In order to start your study career in Germany, you need a health insurance. Health insurance in Germany is an integral part of starting your studies in Germany. The German Health Care System is one of the leading health care systems in the world. Furthermore, university rules in Germany require that students provide proof of health insurance in order to get enrolled in your study program at the university.
The German system has two types of health insurances: the compulsory insurance, also known as public health insurance, and the private health insurance. As a student, it is always advisable to go for the public insurance, because even though it is slightly costlier than the private health insurance, it provides long-term benefits that may not be achievable if you are a holder of a private health insurance.
Students belonging to the European Union and the European Economic Area can register the statutory (public) health insurance acquired in their home country with a statutory health insurance company in Germany. This was made possible with the agreement between Germany and some countries, including the member states of the European Union and the European Economic Area. However, this generally requires possessing a European Health Insurance Card (EHIC).
In addition, some private health insurance companies from other countries are sometimes also recognised in Germany. More information in this regard can be obtained from your local health insurance provider. If this is the case, the student should obtain a confirmation certificate from his health insurance provider in order to enrol in the university. This allows the student to stay member of his health insurance provider and hence does not have to switch to another insurance provider in order to study in Germany.
Health Insurance for Language Course or Preparatory Course Students
As in the case of university students, students participating in language or preparatory courses in Germany are required to have a health insurance if they intend on studying in their respective courses.
However, in this case, the students of these courses are not allowed to be part of a statutory (public) health insurance. Rather, they must have a private health insurance in order to cover their health related expenses during their stay in Germany. Holders of the European Health Insurance Card (EHIC) are advised to get in contact with their local health insurance providers to check whether they need an additional insurance in order to study in a language or preparatory course in Germany.

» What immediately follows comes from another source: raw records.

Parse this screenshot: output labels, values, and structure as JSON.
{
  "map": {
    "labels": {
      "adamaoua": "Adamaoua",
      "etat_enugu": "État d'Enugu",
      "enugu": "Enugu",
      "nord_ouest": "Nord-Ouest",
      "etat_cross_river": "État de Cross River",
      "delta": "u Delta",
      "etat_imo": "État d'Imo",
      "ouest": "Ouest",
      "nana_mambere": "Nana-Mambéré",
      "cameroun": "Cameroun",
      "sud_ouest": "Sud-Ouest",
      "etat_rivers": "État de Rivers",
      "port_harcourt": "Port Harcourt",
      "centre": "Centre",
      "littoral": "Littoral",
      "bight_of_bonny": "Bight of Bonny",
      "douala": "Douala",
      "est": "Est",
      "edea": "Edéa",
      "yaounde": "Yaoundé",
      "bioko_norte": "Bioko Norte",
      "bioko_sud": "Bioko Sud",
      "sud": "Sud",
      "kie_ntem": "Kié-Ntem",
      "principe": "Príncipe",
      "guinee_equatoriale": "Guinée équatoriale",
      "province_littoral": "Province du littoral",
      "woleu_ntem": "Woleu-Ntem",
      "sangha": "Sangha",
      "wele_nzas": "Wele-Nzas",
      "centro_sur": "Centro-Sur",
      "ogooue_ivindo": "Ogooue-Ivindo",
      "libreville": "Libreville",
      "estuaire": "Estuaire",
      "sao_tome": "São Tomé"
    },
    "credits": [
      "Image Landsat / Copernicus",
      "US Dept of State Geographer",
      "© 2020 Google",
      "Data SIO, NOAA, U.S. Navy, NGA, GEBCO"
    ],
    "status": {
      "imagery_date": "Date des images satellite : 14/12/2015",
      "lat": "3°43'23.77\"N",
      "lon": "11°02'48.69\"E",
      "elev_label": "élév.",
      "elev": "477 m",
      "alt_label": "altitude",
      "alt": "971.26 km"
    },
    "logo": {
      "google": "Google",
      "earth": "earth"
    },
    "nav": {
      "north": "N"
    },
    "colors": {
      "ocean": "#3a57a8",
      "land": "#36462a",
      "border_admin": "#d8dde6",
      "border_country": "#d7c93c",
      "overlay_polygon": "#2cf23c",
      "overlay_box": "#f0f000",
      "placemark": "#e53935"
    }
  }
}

Finding insurance in Germany
As mentioned earlier, it is obligatory for all students in Germany to acquire a health insurance. The statutory health insurance companies in Germany provide discounted student rates as part of their insurance cover for students until they reach 30 years of age, or until the end of their 14th subject-related semester. Students over the age of 30 or those who have been studying for more than 14 semesters during their period of study in Germany are allowed to maintain their statutory insurance, but at a relatively higher rate. In addition, students over the age of 29 when starting their study course in Germany are only allowed to obtain private health insurance.
The students can contact any of the statutory health insurance companies in Germany. These companies generally charge a membership fee of about 80 euros each month. After successful registration, the health insurance company provides the student with a certificate that he needs to submit for his enrolment at the university.

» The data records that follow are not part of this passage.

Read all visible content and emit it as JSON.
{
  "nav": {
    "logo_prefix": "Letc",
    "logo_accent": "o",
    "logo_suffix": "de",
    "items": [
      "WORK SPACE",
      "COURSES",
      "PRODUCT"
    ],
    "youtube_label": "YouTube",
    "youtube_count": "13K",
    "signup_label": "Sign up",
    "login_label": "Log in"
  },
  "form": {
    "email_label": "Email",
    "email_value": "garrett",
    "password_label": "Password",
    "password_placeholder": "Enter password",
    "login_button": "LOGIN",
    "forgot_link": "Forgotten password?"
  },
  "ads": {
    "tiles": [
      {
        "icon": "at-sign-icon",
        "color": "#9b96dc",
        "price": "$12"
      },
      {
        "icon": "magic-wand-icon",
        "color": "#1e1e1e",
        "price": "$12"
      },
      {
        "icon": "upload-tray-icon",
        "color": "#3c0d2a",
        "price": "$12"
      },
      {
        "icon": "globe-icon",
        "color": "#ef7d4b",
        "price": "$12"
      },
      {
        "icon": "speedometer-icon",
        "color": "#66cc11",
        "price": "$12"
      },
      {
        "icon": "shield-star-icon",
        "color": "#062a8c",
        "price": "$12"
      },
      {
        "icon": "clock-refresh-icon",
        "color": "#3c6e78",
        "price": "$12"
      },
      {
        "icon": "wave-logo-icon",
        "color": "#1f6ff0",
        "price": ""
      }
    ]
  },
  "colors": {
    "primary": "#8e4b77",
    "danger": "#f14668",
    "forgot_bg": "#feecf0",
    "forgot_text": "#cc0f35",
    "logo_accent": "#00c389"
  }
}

The services provided by the health insurance include:
Medical and dental treatment, with free choice of doctors and dentists

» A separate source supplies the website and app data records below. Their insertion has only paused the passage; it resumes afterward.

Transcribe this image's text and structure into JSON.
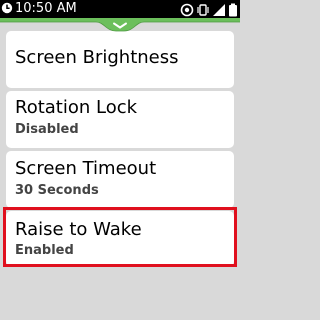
{
  "status_bar": {
    "time": "10:50 AM",
    "icons": [
      "clock-icon",
      "settings-icon",
      "vibrate-icon",
      "signal-icon",
      "battery-icon"
    ],
    "background": "#000000",
    "tab_color": "#6cbf5c"
  },
  "settings": [
    {
      "title": "Screen Brightness",
      "subtitle": ""
    },
    {
      "title": "Rotation Lock",
      "subtitle": "Disabled"
    },
    {
      "title": "Screen Timeout",
      "subtitle": "30 Seconds"
    },
    {
      "title": "Raise to Wake",
      "subtitle": "Enabled"
    }
  ],
  "highlight_color": "#e0101e"
}
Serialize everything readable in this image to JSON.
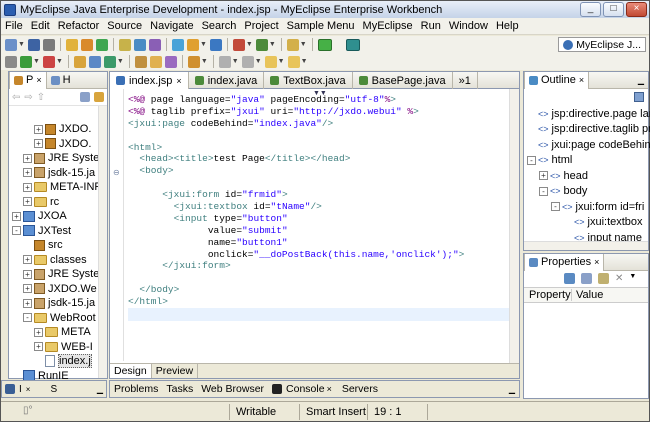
{
  "window": {
    "title": "MyEclipse Java Enterprise Development - index.jsp - MyEclipse Enterprise Workbench",
    "minimize": "_",
    "maximize": "□",
    "close": "×"
  },
  "menu": [
    "File",
    "Edit",
    "Refactor",
    "Source",
    "Navigate",
    "Search",
    "Project",
    "Sample Menu",
    "MyEclipse",
    "Run",
    "Window",
    "Help"
  ],
  "perspective": {
    "label": "MyEclipse J..."
  },
  "package_explorer": {
    "tabs": [
      "P",
      "H"
    ],
    "items": [
      {
        "label": "JXDO.",
        "type": "pkg",
        "indent": 2,
        "exp": "+"
      },
      {
        "label": "JXDO.",
        "type": "pkg",
        "indent": 2,
        "exp": "+"
      },
      {
        "label": "JRE Syste",
        "type": "jar",
        "indent": 1,
        "exp": "+"
      },
      {
        "label": "jsdk-15.ja",
        "type": "jar",
        "indent": 1,
        "exp": "+"
      },
      {
        "label": "META-INF",
        "type": "fold",
        "indent": 1,
        "exp": "+"
      },
      {
        "label": "rc",
        "type": "fold",
        "indent": 1,
        "exp": "+"
      },
      {
        "label": "JXOA",
        "type": "prj",
        "indent": 0,
        "exp": "+"
      },
      {
        "label": "JXTest",
        "type": "prj",
        "indent": 0,
        "exp": "-"
      },
      {
        "label": "src",
        "type": "pkg",
        "indent": 1,
        "exp": ""
      },
      {
        "label": "classes",
        "type": "fold",
        "indent": 1,
        "exp": "+"
      },
      {
        "label": "JRE Syste",
        "type": "jar",
        "indent": 1,
        "exp": "+"
      },
      {
        "label": "JXDO.We",
        "type": "jar",
        "indent": 1,
        "exp": "+"
      },
      {
        "label": "jsdk-15.ja",
        "type": "jar",
        "indent": 1,
        "exp": "+"
      },
      {
        "label": "WebRoot",
        "type": "fold",
        "indent": 1,
        "exp": "-"
      },
      {
        "label": "META",
        "type": "fold",
        "indent": 2,
        "exp": "+"
      },
      {
        "label": "WEB-I",
        "type": "fold",
        "indent": 2,
        "exp": "+"
      },
      {
        "label": "index.j",
        "type": "file",
        "indent": 2,
        "exp": ""
      },
      {
        "label": "RunIE",
        "type": "prj",
        "indent": 0,
        "exp": ""
      }
    ]
  },
  "editor": {
    "tabs": [
      {
        "label": "index.jsp",
        "active": true
      },
      {
        "label": "index.java",
        "active": false
      },
      {
        "label": "TextBox.java",
        "active": false
      },
      {
        "label": "BasePage.java",
        "active": false
      },
      {
        "label": "»1",
        "active": false
      }
    ],
    "lines": [
      "<%@ page language=\"java\" pageEncoding=\"utf-8\"%>",
      "<%@ taglib prefix=\"jxui\" uri=\"http://jxdo.webui\" %>",
      "<jxui:page codeBehind=\"index.java\"/>",
      "",
      "<html>",
      "  <head><title>test Page</title></head>",
      "  <body>",
      "",
      "      <jxui:form id=\"frmid\">",
      "        <jxui:textbox id=\"tName\"/>",
      "        <input type=\"button\"",
      "              value=\"submit\"",
      "              name=\"button1\"",
      "              onclick=\"__doPostBack(this.name,'onclick');\">",
      "      </jxui:form>",
      "",
      "  </body>",
      "</html>"
    ],
    "bottom_tabs": [
      "Design",
      "Preview"
    ]
  },
  "outline": {
    "title": "Outline",
    "items": [
      {
        "label": "jsp:directive.page lan",
        "indent": 0,
        "exp": ""
      },
      {
        "label": "jsp:directive.taglib pr",
        "indent": 0,
        "exp": ""
      },
      {
        "label": "jxui:page codeBehind",
        "indent": 0,
        "exp": ""
      },
      {
        "label": "html",
        "indent": 0,
        "exp": "-"
      },
      {
        "label": "head",
        "indent": 1,
        "exp": "+"
      },
      {
        "label": "body",
        "indent": 1,
        "exp": "-"
      },
      {
        "label": "jxui:form id=fri",
        "indent": 2,
        "exp": "-"
      },
      {
        "label": "jxui:textbox",
        "indent": 3,
        "exp": ""
      },
      {
        "label": "input name",
        "indent": 3,
        "exp": ""
      }
    ]
  },
  "properties": {
    "title": "Properties",
    "col_property": "Property",
    "col_value": "Value"
  },
  "console_tabs": [
    "Problems",
    "Tasks",
    "Web Browser",
    "Console",
    "Servers"
  ],
  "mini_tabs": [
    "I",
    "S"
  ],
  "status": {
    "writable": "Writable",
    "insert": "Smart Insert",
    "position": "19 : 1"
  }
}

Drugs, dressings, complementary treatment, and aids (hearing aids and wheelchairs)
Sickness benefit (Krankengeld): generally, the employer’s are liable to pay the employees wage or salary for six weeks if he is unable to work. After that, the health insurance is liable to pay 70% of the employee’s regular wage or salary before deductions for a maximum of 78 weeks
Measures for the prevention and early detection of certain diseases
Preventive dentistry, individual and group prophylactic measures and medically necessary dentures and crowns
Preventive inoculations, excluding inoculations for non-work-related foreign travel
Orthodontic treatment (up to the age of 18)
Glasses, vaccinations, X-rays